You don’t know how to dance until you step onto a stage and you don’t know how to build a home until you pick up a hammer, so why do universities mainly focus on lecturing students on theories and principles?
Southern Utah University has broken the molds of higher education and takes its students out of their desks and give them experiential learning that has President Scott L Wyatt saying that SUU is the best place to receive an undergraduate education.
Experiential learning has become SUU’s hallmark and is mainly conducted now through the EDGE (Education Designed to Give Experience) program. The program has students choosing their freshmen year between one of five centers that focuses either on community, outdoor, global, leadership or creative.
With a cross-disciplinary focus, the EDGE requirement can, indeed, help students find the cross section between their studies and personal interests and ambitions in ways they may never otherwise invest the time and research to explore.

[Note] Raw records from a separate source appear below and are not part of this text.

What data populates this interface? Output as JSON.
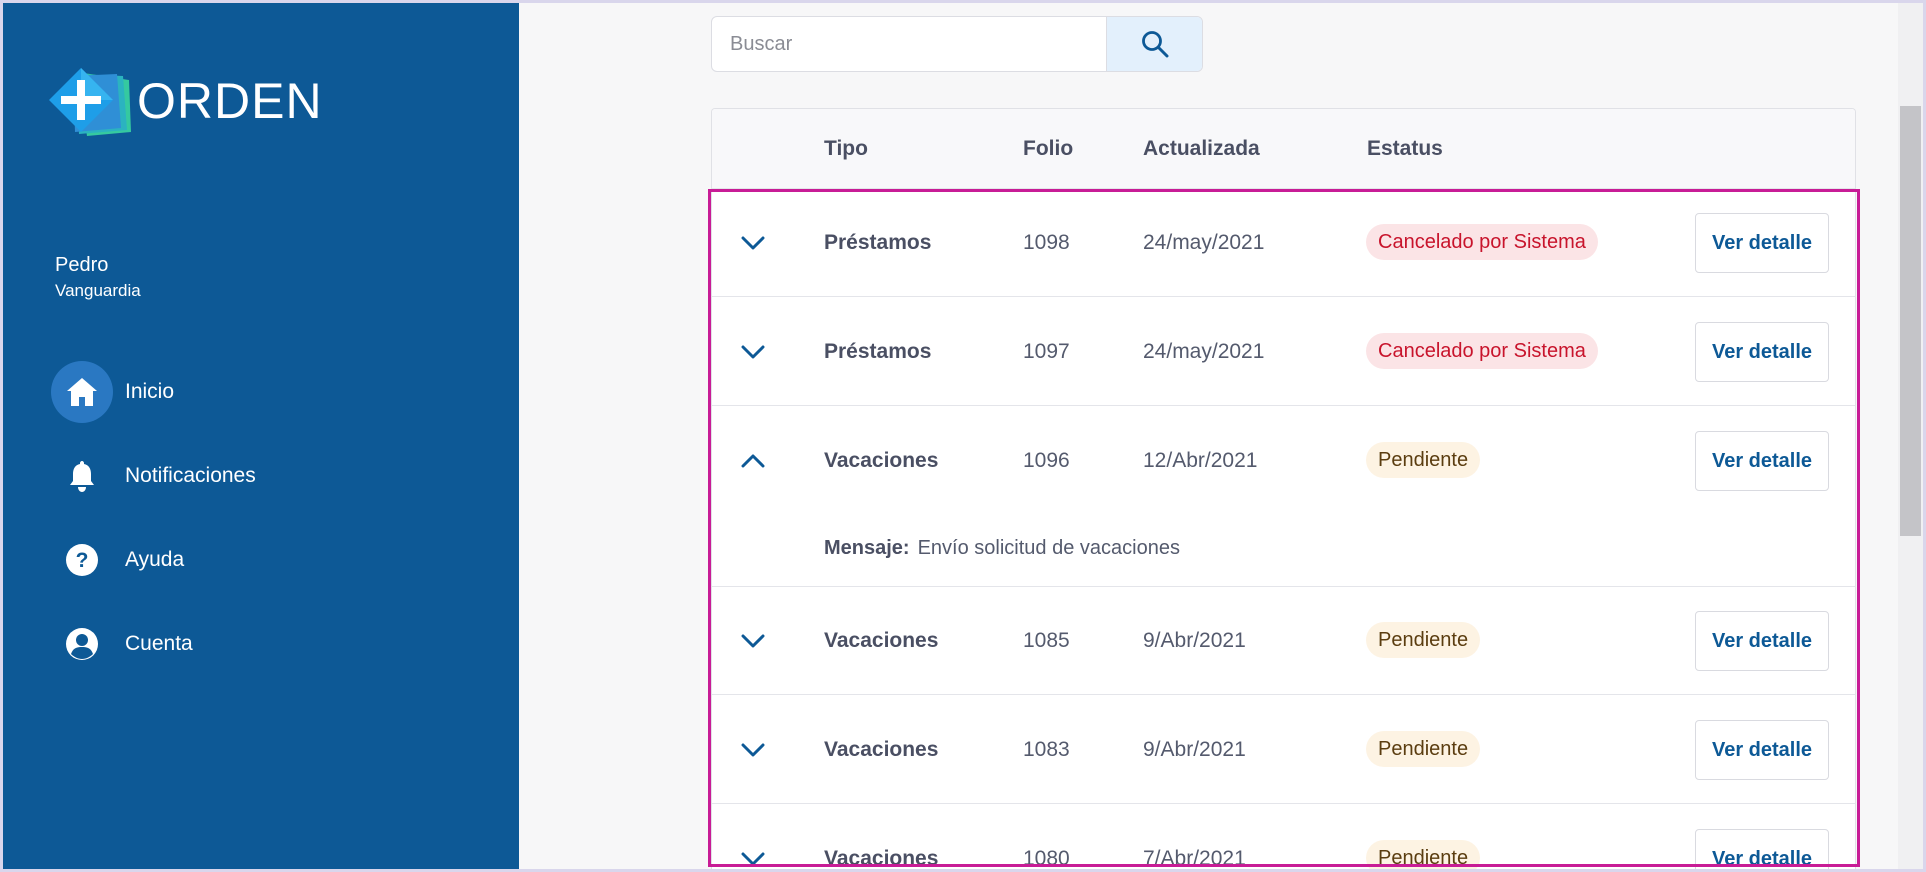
{
  "brand": {
    "name": "ORDEN"
  },
  "user": {
    "first_name": "Pedro",
    "last_name": "Vanguardia"
  },
  "nav": [
    {
      "label": "Inicio",
      "icon": "home-icon",
      "active": true
    },
    {
      "label": "Notificaciones",
      "icon": "bell-icon",
      "active": false
    },
    {
      "label": "Ayuda",
      "icon": "help-icon",
      "active": false
    },
    {
      "label": "Cuenta",
      "icon": "account-icon",
      "active": false
    }
  ],
  "search": {
    "placeholder": "Buscar",
    "value": ""
  },
  "table": {
    "headers": {
      "tipo": "Tipo",
      "folio": "Folio",
      "actualizada": "Actualizada",
      "estatus": "Estatus"
    },
    "rows": [
      {
        "tipo": "Préstamos",
        "folio": "1098",
        "actualizada": "24/may/2021",
        "estatus": "Cancelado por Sistema",
        "estatus_kind": "cancel",
        "action": "Ver detalle",
        "expanded": false
      },
      {
        "tipo": "Préstamos",
        "folio": "1097",
        "actualizada": "24/may/2021",
        "estatus": "Cancelado por Sistema",
        "estatus_kind": "cancel",
        "action": "Ver detalle",
        "expanded": false
      },
      {
        "tipo": "Vacaciones",
        "folio": "1096",
        "actualizada": "12/Abr/2021",
        "estatus": "Pendiente",
        "estatus_kind": "pending",
        "action": "Ver detalle",
        "expanded": true,
        "mensaje_label": "Mensaje:",
        "mensaje": "Envío solicitud de vacaciones"
      },
      {
        "tipo": "Vacaciones",
        "folio": "1085",
        "actualizada": "9/Abr/2021",
        "estatus": "Pendiente",
        "estatus_kind": "pending",
        "action": "Ver detalle",
        "expanded": false
      },
      {
        "tipo": "Vacaciones",
        "folio": "1083",
        "actualizada": "9/Abr/2021",
        "estatus": "Pendiente",
        "estatus_kind": "pending",
        "action": "Ver detalle",
        "expanded": false
      },
      {
        "tipo": "Vacaciones",
        "folio": "1080",
        "actualizada": "7/Abr/2021",
        "estatus": "Pendiente",
        "estatus_kind": "pending",
        "action": "Ver detalle",
        "expanded": false
      }
    ]
  },
  "colors": {
    "sidebar": "#0d5996",
    "active_nav": "#2a78c2",
    "cancel_text": "#c8142c",
    "cancel_bg": "#fbe4e6",
    "pending_bg": "#fdf3e3",
    "highlight": "#c81c96"
  }
}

Because of this, SUU's students graduate from the University and EDGE program with a broader perspective of their knowledge and skills that will be applicable across disciplines no matter where their career carries them.
On Wednesday, April 2 the University College recognized 12 SUU faculty and staff members who promote experiential learning in its many forms and understand the importance of practical application and engaged learning. Nominated by colleagues, the awardees, in their many facets, promote students efforts, such as undergraduate research, leadership development, global engagement, creative endeavors and community involvement.
Wyatt said of the purpose of experiential learning, “It takes a lot more time to put down the textbooks and have students do a project. These faculty are continuing to advance SUU’s hallmark of having its students learn by doing because lecturing doesn’t always equal learning.”
Provost Brad Cook echoed Wyatt’s statements and went on to say that the main differentiating factor of SUU is experiential learning.
“SUU is the leading university within the U.S. with experiential learning, other’s are struggling to incorporate it, but SUU has been able to help students connect the knowledge and experience gap through the EDGE Program,” said Cook.
Those recognized at the event were Danielle Dubrasky, associate professor of creative writing; Rita Osborn, associate director of the Utah Center for Rural Health; Pam Branin, associate director of the Center for Community Engagement; Lynn Vartan, associate professor of music; Carmen Alldredge, coordinator of services for students with disabilities; Rea Gubler, associate professor of early childhood education; Shobha Gurung, assistant professor of sociology; Shauna Mendini, dean of the College of Performing & Visual Arts; John Murray, associate professor of engineering; Lisa Assante, associate professor of hotel, resort and hospitality management; Kevin Tipton, assistant professor of nursing; and Andrea Donovan, academic college advisor.
The Department of Psychology was then honored for its ongoing efforts to give practical application to its many students by conducting research projects and internships. Their students have traveled to Ireland and England to orchestrate sociological research.
Individual awardees were given $750 and the Department of Psychology was awarded with $2,000 to be used toward student scholarships.